Bomat Courier can get brickwalled easily and could eventually die to Mayhem Devil. That said, having sacrifice fodder for Priest can be important but you’d rather kill the Priest outright.

VS Four-Color Midrange

Out:

In:

There are some matchups, like Four-Color Midrange, Azorius Control, or Dimir Control, that have plenty of removal spells to keep your engines in check. You tend to play a nickel-and-dime game against them, rarely doing broken things with Mayhem Devil. Against decks like that, it’s okay to shave a Mayhem Devil or two, since it’s usually mediocre. 

If they have copious amounts of graveyard hate, you can move away from Witch’s Oven and Cauldron Familiar as well. Usually, the only thing that matters is keeping Yasharn off the battlefield and your leaner engine will be superior. That said, this is your worst matchup on paper.

VS Azorius Auras (Lurrus)

Out:

In:

Your only goal should be to stop them from getting Kor Spiritdancer or Sram, Senior Edificer online. That will typically involve baiting out protection spells. It will be difficult to develop early when you’ll be forced to spend mana reacting to what your opponent is doing, which is why I cut several creatures when sideboarding. Once the threat is contained, you can win with whatever leftovers you have lying around. 

VS Azorius Control

Out:

In:

They’ll have Grafdigger’s Cage, typically maindeck. After sideboard, it’s more of the same and you’ll probably win some easy games by massively outdrawing them with Bomat Courier, Midnight Reaper, and Castle Locthwain. If they can’t get any traction, they won’t be able to keep up. 

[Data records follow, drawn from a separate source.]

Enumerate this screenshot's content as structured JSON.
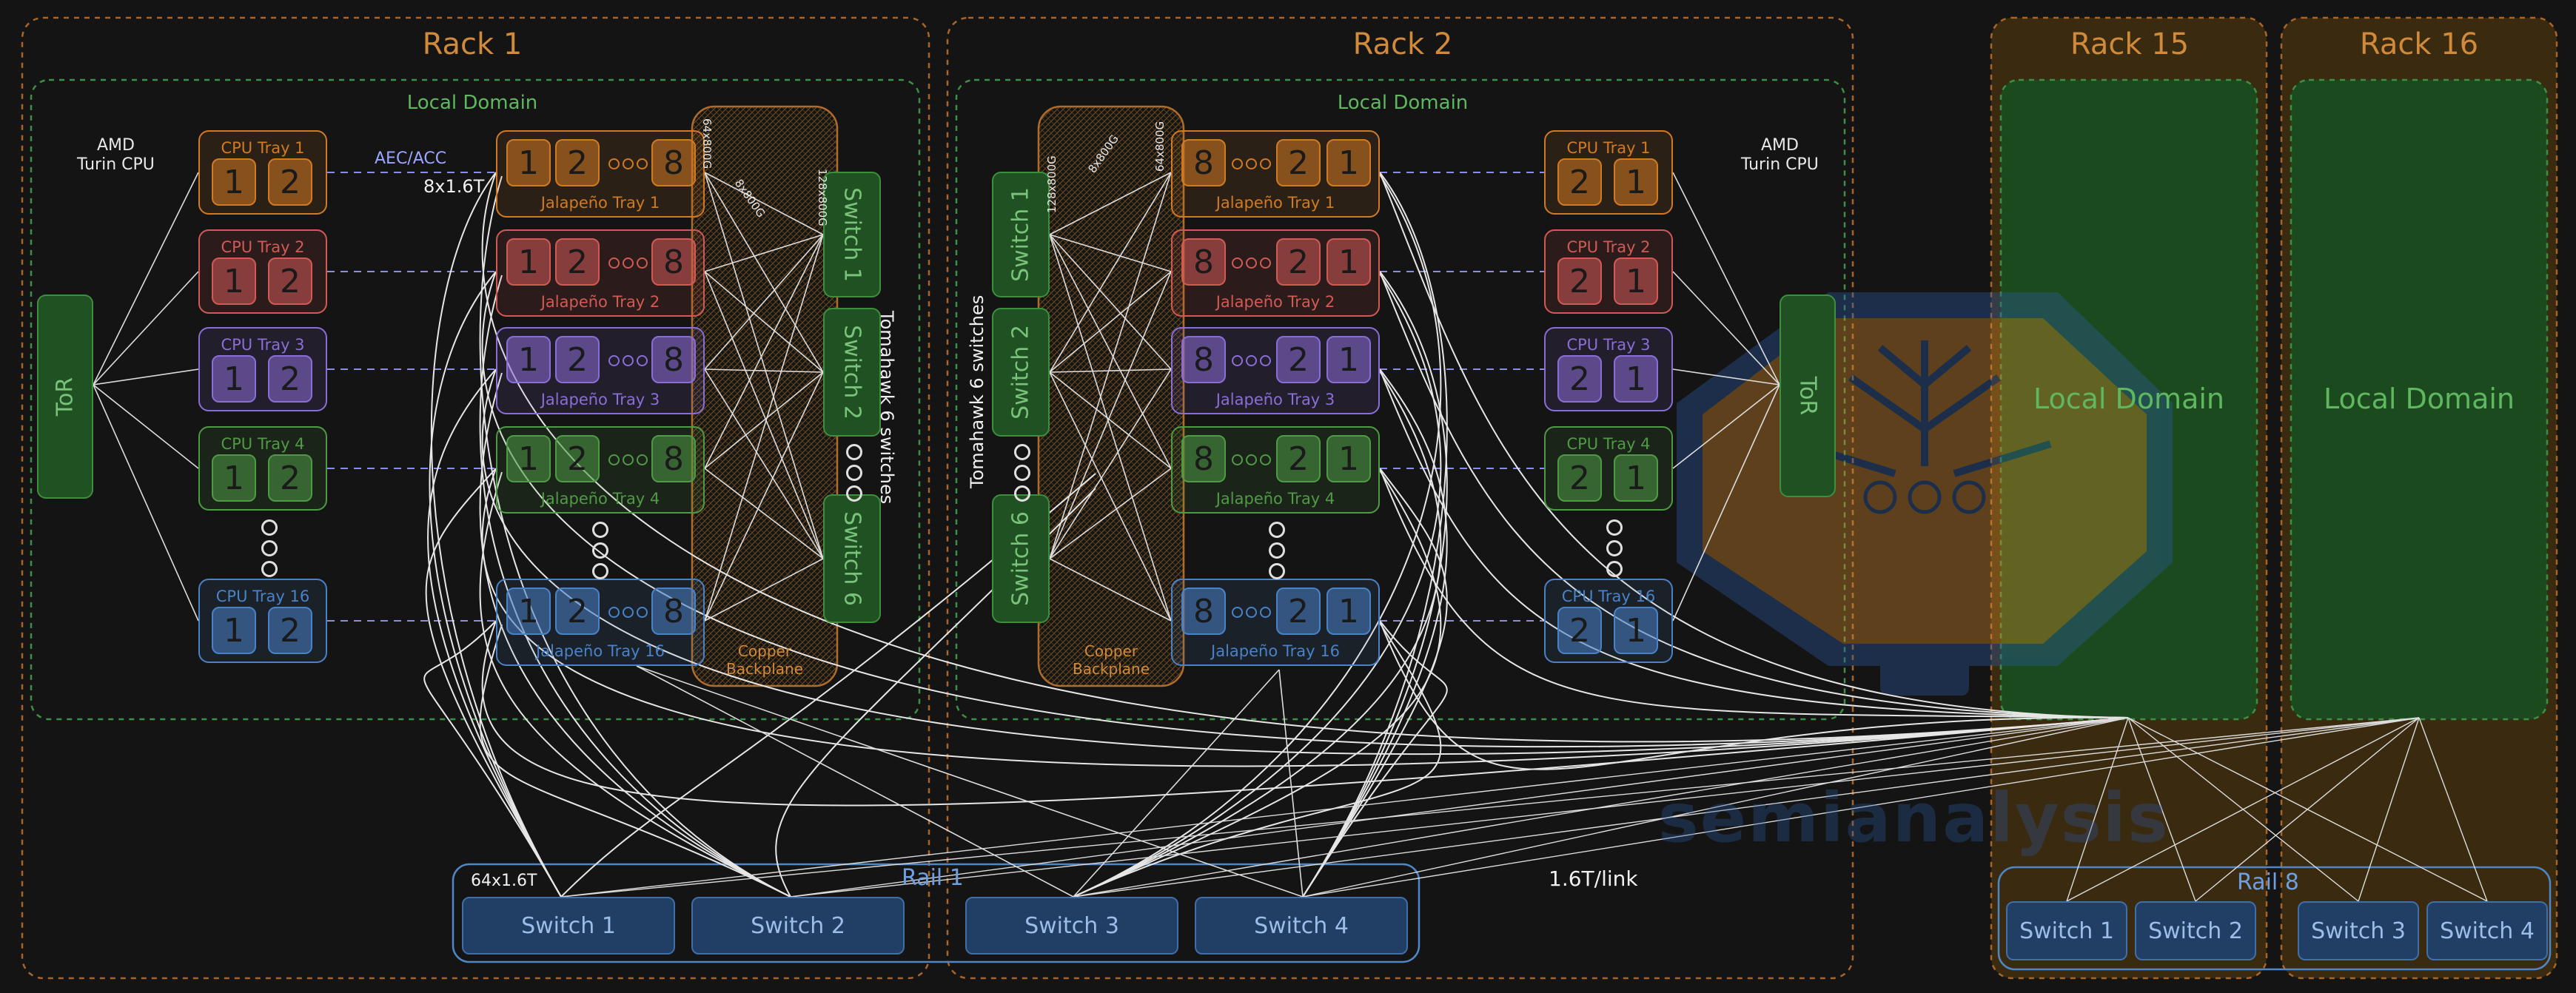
{
  "colors": {
    "rack_border": "#a8652a",
    "domain_border": "#3e8f45",
    "cpu1": "#d27a22",
    "cpu2": "#d25a55",
    "cpu3": "#8a6ed8",
    "cpu4": "#4f9a45",
    "cpu16": "#4a82c8",
    "switch_green": "#1f5122",
    "rail_blue": "#213e64",
    "wire": "#e8e8e8",
    "dashed_link": "#8a8ee6"
  },
  "racks": [
    {
      "title": "Rack 1"
    },
    {
      "title": "Rack 2"
    },
    {
      "title": "Rack 15"
    },
    {
      "title": "Rack 16"
    }
  ],
  "domain_label": "Local Domain",
  "cpu_label": "AMD\nTurin CPU",
  "cpu_label_line1": "AMD",
  "cpu_label_line2": "Turin CPU",
  "tor_label": "ToR",
  "aec_label": "AEC/ACC",
  "link_8x": "8x1.6T",
  "cpu_trays": [
    "CPU Tray 1",
    "CPU Tray 2",
    "CPU Tray 3",
    "CPU Tray 4",
    "CPU Tray 16"
  ],
  "jal_trays": [
    "Jalapeño Tray 1",
    "Jalapeño Tray 2",
    "Jalapeño Tray 3",
    "Jalapeño Tray 4",
    "Jalapeño Tray 16"
  ],
  "chip_1": "1",
  "chip_2": "2",
  "chip_8": "8",
  "backplane_label": "Copper Backplane",
  "bp_line1": "Copper",
  "bp_line2": "Backplane",
  "bp_tick_a": "64x800G",
  "bp_tick_b": "8x800G",
  "bp_tick_c": "128x800G",
  "tomahawk_label": "Tomahawk 6 switches",
  "scale_switches": [
    "Switch 1",
    "Switch 2",
    "Switch 6"
  ],
  "rail_switches": [
    "Switch 1",
    "Switch 2",
    "Switch 3",
    "Switch 4"
  ],
  "rail1_label": "Rail 1",
  "rail8_label": "Rail 8",
  "rail_uplink": "64x1.6T",
  "link_rate": "1.6T/link",
  "watermark": "semianalysis"
}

VS Mono-Red Aggro

Out:

In:

Honestly, my sideboard plan is lacking in this matchup. Noxious Grasp could be something like Heartless Act if you wanted more cards for Mono-Red Aggro but it’s much weaker against Four-Color Midrange, which is the more difficult matchup. 

VS Mono-Red Goblins

Out:

In:

I’m not convinced Witch’s Vengeance is necessary but it does make things much easier. Goblins is popular again, so they stay for now. If and when that changes, you can use those slots for matchups where the sideboarding plans are weaker, such as the above Mono-Red matchup.

VS Colorless Ramp

Out:

In:

Honestly, it doesn’t take much to beat this deck. Some hand disruption and artifact removal will go a long way. They can’t really interact with you and rely on keeping permanents on the battlefield, which you’re very good at removing. 

If you want a deck that’s incredibly fun, highly customizable, intricate, and powerful, Rakdos Sacrifice is it. Your mana curve is low, your deck is powerful, you have some of the strongest cards in the format, and you rarely run out of things to do with your mana. Overall, it’s a recipe for the best deck in the format and I wouldn’t consider playing anything else.